The Wildcats advanced to the semifinals by bludgeoning the Cowgirls’ high-flying offense, holding them to 31 percent shooting from the floor.
The tone of the day was set virtually from the opening tip, as Arizona jumped out to an 11-0 lead, before taking a 26-15 advantage into the half.
Barnes said her team’s ability to run Wyoming off the three-point line speaks to their newfound confidence on the defensive side of the ball.
“I mean, they’re a good team,” she said. “They’re coached really well, they’re a very smart team. They’re the best team we’ve played so far in the postseason, but we didn’t make them look like that tonight,” Barnes said. “They punched us in the face a couple times. And their style is drastically different than ours, so I’m proud of the way that we adjusted to that because it’s hard to play against their style.”
Redshirt sophomore guard Aari McDonald, who led all scorers with 25 points in the quarterfinal clash, said the Wildcats knew how to exploit Wyoming’s defense. They discovered the Cowgirls’ fatal flaw on defense early on, pressing the team to their limit off the opening tip.
“Wyoming is a great team, and they have great players, but we knew that one of their weaknesses on defense was guarding us one-on-one, so we took advantage of that from the get-go,” McDonald said.
Barnes said her team’s fast start on Sunday was helped by the size of the crowd, which kept her team amped up throughout the game.
The former Arizona point guard called Sunday’s audience the best she’s seen at McKale, drawing the most fans to McKale for a women’s game since the 2016 season.
“It felt how a men’s basketball game feels here,” Barnes said. “And I thought it would take a long time to get there and I think I’m so proud and so grateful. I love this city. I love these fans. And I love the fact that they’re coming out to support us.”
Barnes believes her team’s postseason success can be the start of a new era for the game in Tucson, with four of the team’s starters returning next season.
“I don’t feel like we’re exactly where we need to be, but we are moving in the right direction,” she said. “And this can cause an avalanche. So, this can be the start of something really special.”
The avalanche that Barnes references is the recruiting impact that a deep postseason run can have on a program, while also giving younger players greater on-court experience.
Senior forward Tee Tee Starks, who scored nine points on Sunday, succinctly summed up the impact of this year’s WNIT success, pointing out how much buzz there is around town about the team’s success.
“I think it’s exciting just to see the whole city back us up in these types of games,” Starks said. “Like I said, everybody’s not playing right now, so just to have the fans show us support and come to our game I think is really cool.”
Barnes hopes the team’s attendance numbers will reach newfound heights for Wednesday’s semifinal contest. She issued a challenge to Tucson, to get more than 8,000 people into McKale for the upcoming clash with the Horned Frogs.

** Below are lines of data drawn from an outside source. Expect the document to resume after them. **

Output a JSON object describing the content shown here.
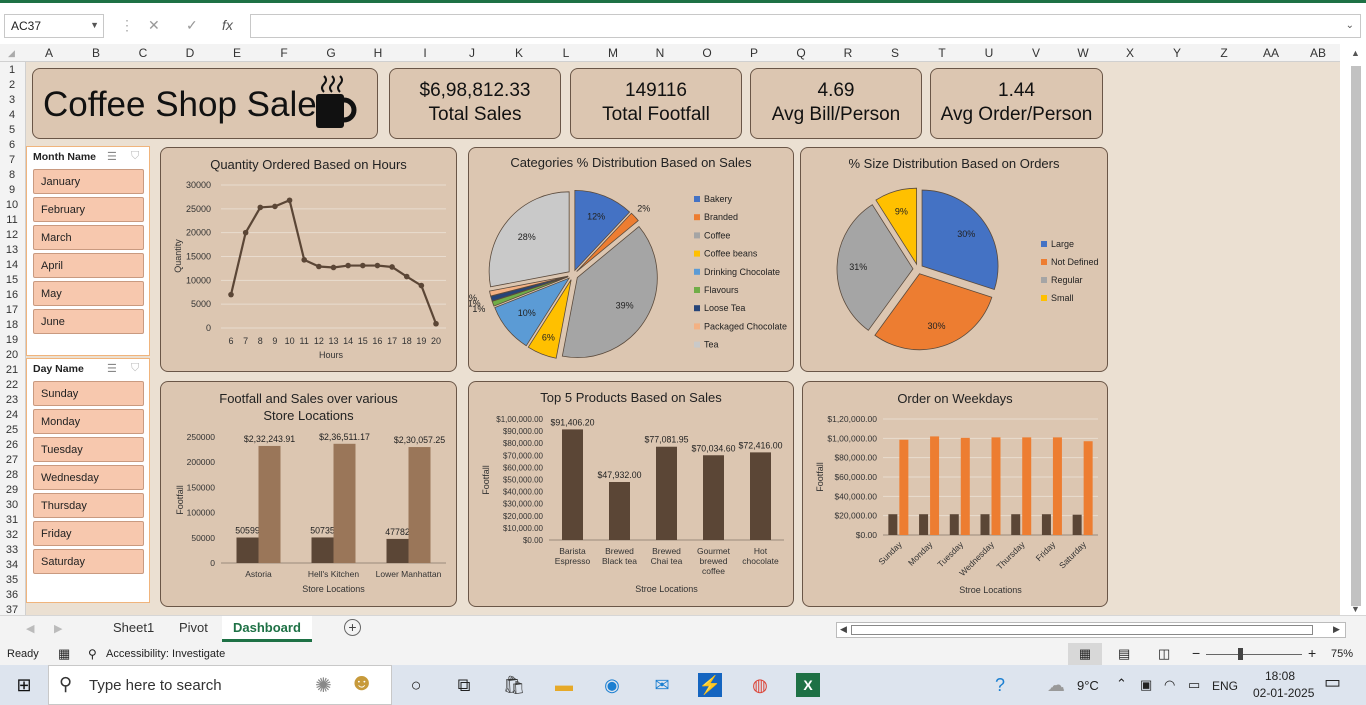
{
  "formula_bar": {
    "name_box": "AC37",
    "fx": "fx",
    "cancel": "✕",
    "enter": "✓",
    "formula": ""
  },
  "columns": [
    "A",
    "B",
    "C",
    "D",
    "E",
    "F",
    "G",
    "H",
    "I",
    "J",
    "K",
    "L",
    "M",
    "N",
    "O",
    "P",
    "Q",
    "R",
    "S",
    "T",
    "U",
    "V",
    "W",
    "X",
    "Y",
    "Z",
    "AA",
    "AB"
  ],
  "rows": [
    "1",
    "2",
    "3",
    "4",
    "5",
    "6",
    "7",
    "8",
    "9",
    "10",
    "11",
    "12",
    "13",
    "14",
    "15",
    "16",
    "17",
    "18",
    "19",
    "20",
    "21",
    "22",
    "23",
    "24",
    "25",
    "26",
    "27",
    "28",
    "29",
    "30",
    "31",
    "32",
    "33",
    "34",
    "35",
    "36",
    "37"
  ],
  "dashboard": {
    "title": "Coffee Shop Sales",
    "title_icon": "coffee-cup-icon",
    "kpis": [
      {
        "value": "$6,98,812.33",
        "label": "Total Sales"
      },
      {
        "value": "149116",
        "label": "Total Footfall"
      },
      {
        "value": "4.69",
        "label": "Avg Bill/Person"
      },
      {
        "value": "1.44",
        "label": "Avg Order/Person"
      }
    ]
  },
  "slicers": {
    "month": {
      "header": "Month Name",
      "items": [
        "January",
        "February",
        "March",
        "April",
        "May",
        "June"
      ]
    },
    "day": {
      "header": "Day Name",
      "items": [
        "Sunday",
        "Monday",
        "Tuesday",
        "Wednesday",
        "Thursday",
        "Friday",
        "Saturday"
      ]
    }
  },
  "chart_data": [
    {
      "type": "line",
      "title": "Quantity Ordered Based on Hours",
      "xlabel": "Hours",
      "ylabel": "Quantity",
      "x": [
        6,
        7,
        8,
        9,
        10,
        11,
        12,
        13,
        14,
        15,
        16,
        17,
        18,
        19,
        20
      ],
      "values": [
        7000,
        20000,
        25300,
        25500,
        26800,
        14300,
        12900,
        12700,
        13100,
        13100,
        13100,
        12800,
        10800,
        8900,
        900
      ],
      "ylim": [
        0,
        30000
      ],
      "yticks": [
        0,
        5000,
        10000,
        15000,
        20000,
        25000,
        30000
      ],
      "color": "#5b4636"
    },
    {
      "type": "pie",
      "title": "Categories % Distribution Based on Sales",
      "categories": [
        "Bakery",
        "Branded",
        "Coffee",
        "Coffee beans",
        "Drinking Chocolate",
        "Flavours",
        "Loose Tea",
        "Packaged Chocolate",
        "Tea"
      ],
      "values": [
        12,
        2,
        39,
        6,
        10,
        1,
        1,
        1,
        28
      ],
      "labels": [
        "12%",
        "2%",
        "39%",
        "6%",
        "10%",
        "1%",
        "1%",
        "1%",
        "28%"
      ],
      "colors": [
        "#4472c4",
        "#ed7d31",
        "#a5a5a5",
        "#ffc000",
        "#5b9bd5",
        "#70ad47",
        "#264478",
        "#f4b183",
        "#c9c9c9"
      ],
      "legend": "right"
    },
    {
      "type": "pie",
      "title": "% Size Distribution Based on Orders",
      "categories": [
        "Large",
        "Not Defined",
        "Regular",
        "Small"
      ],
      "values": [
        30,
        30,
        31,
        9
      ],
      "labels": [
        "30%",
        "30%",
        "31%",
        "9%"
      ],
      "colors": [
        "#4472c4",
        "#ed7d31",
        "#a5a5a5",
        "#ffc000"
      ],
      "legend": "right"
    },
    {
      "type": "bar",
      "title": "Footfall and Sales over various Store Locations",
      "xlabel": "Store Locations",
      "ylabel": "Footfall",
      "categories": [
        "Astoria",
        "Hell's Kitchen",
        "Lower Manhattan"
      ],
      "series": [
        {
          "values": [
            50599,
            50735,
            47782
          ],
          "labels": [
            "50599",
            "50735",
            "47782"
          ],
          "color": "#5b4636"
        },
        {
          "values": [
            232244,
            236511,
            230057
          ],
          "labels": [
            "$2,32,243.91",
            "$2,36,511.17",
            "$2,30,057.25"
          ],
          "color": "#9a7659"
        }
      ],
      "ylim": [
        0,
        250000
      ],
      "yticks": [
        0,
        50000,
        100000,
        150000,
        200000,
        250000
      ]
    },
    {
      "type": "bar",
      "title": "Top 5 Products Based on Sales",
      "xlabel": "Stroe Locations",
      "ylabel": "Footfall",
      "categories": [
        "Barista Espresso",
        "Brewed Black tea",
        "Brewed Chai tea",
        "Gourmet brewed coffee",
        "Hot chocolate"
      ],
      "values": [
        91406.2,
        47932.0,
        77081.95,
        70034.6,
        72416.0
      ],
      "labels": [
        "$91,406.20",
        "$47,932.00",
        "$77,081.95",
        "$70,034.60",
        "$72,416.00"
      ],
      "ylim": [
        0,
        100000
      ],
      "yticks": [
        "$0.00",
        "$10,000.00",
        "$20,000.00",
        "$30,000.00",
        "$40,000.00",
        "$50,000.00",
        "$60,000.00",
        "$70,000.00",
        "$80,000.00",
        "$90,000.00",
        "$1,00,000.00"
      ],
      "color": "#5b4636"
    },
    {
      "type": "bar",
      "title": "Order on Weekdays",
      "xlabel": "Stroe Locations",
      "ylabel": "Footfall",
      "categories": [
        "Sunday",
        "Monday",
        "Tuesday",
        "Wednesday",
        "Thursday",
        "Friday",
        "Saturday"
      ],
      "series": [
        {
          "values": [
            21500,
            21500,
            21500,
            21500,
            21500,
            21500,
            21000
          ],
          "color": "#5b4636"
        },
        {
          "values": [
            98500,
            102000,
            100500,
            101000,
            101000,
            101000,
            97000
          ],
          "color": "#ed7d31"
        }
      ],
      "ylim": [
        0,
        120000
      ],
      "yticks": [
        "$0.00",
        "$20,000.00",
        "$40,000.00",
        "$60,000.00",
        "$80,000.00",
        "$1,00,000.00",
        "$1,20,000.00"
      ]
    }
  ],
  "tabs": [
    "Sheet1",
    "Pivot",
    "Dashboard"
  ],
  "status": {
    "ready": "Ready",
    "accessibility": "Accessibility: Investigate",
    "zoom": "75%"
  },
  "taskbar": {
    "search": "Type here to search",
    "weather": "9°C",
    "lang": "ENG",
    "time": "18:08",
    "date": "02-01-2025"
  }
}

It’s a bold proclamation, but one that Barnes believes will be met with open arms in Tucson, given how many fans they’ve drawn in four tournament games.
She’s confident Wednesday’s game with TCU will be one for the record books, with her players serving as the main beneficiaries, just as they were on Sunday.
“It’s a huge home court advantage in the postseason, I mean all these things are really important and it matters,” Barnes said. “It is a big difference playing in front of 2,000 people and playing in front of 8,000. The crowd, you hear yell, it is hard for other teams to come here, and that’s just awesome.”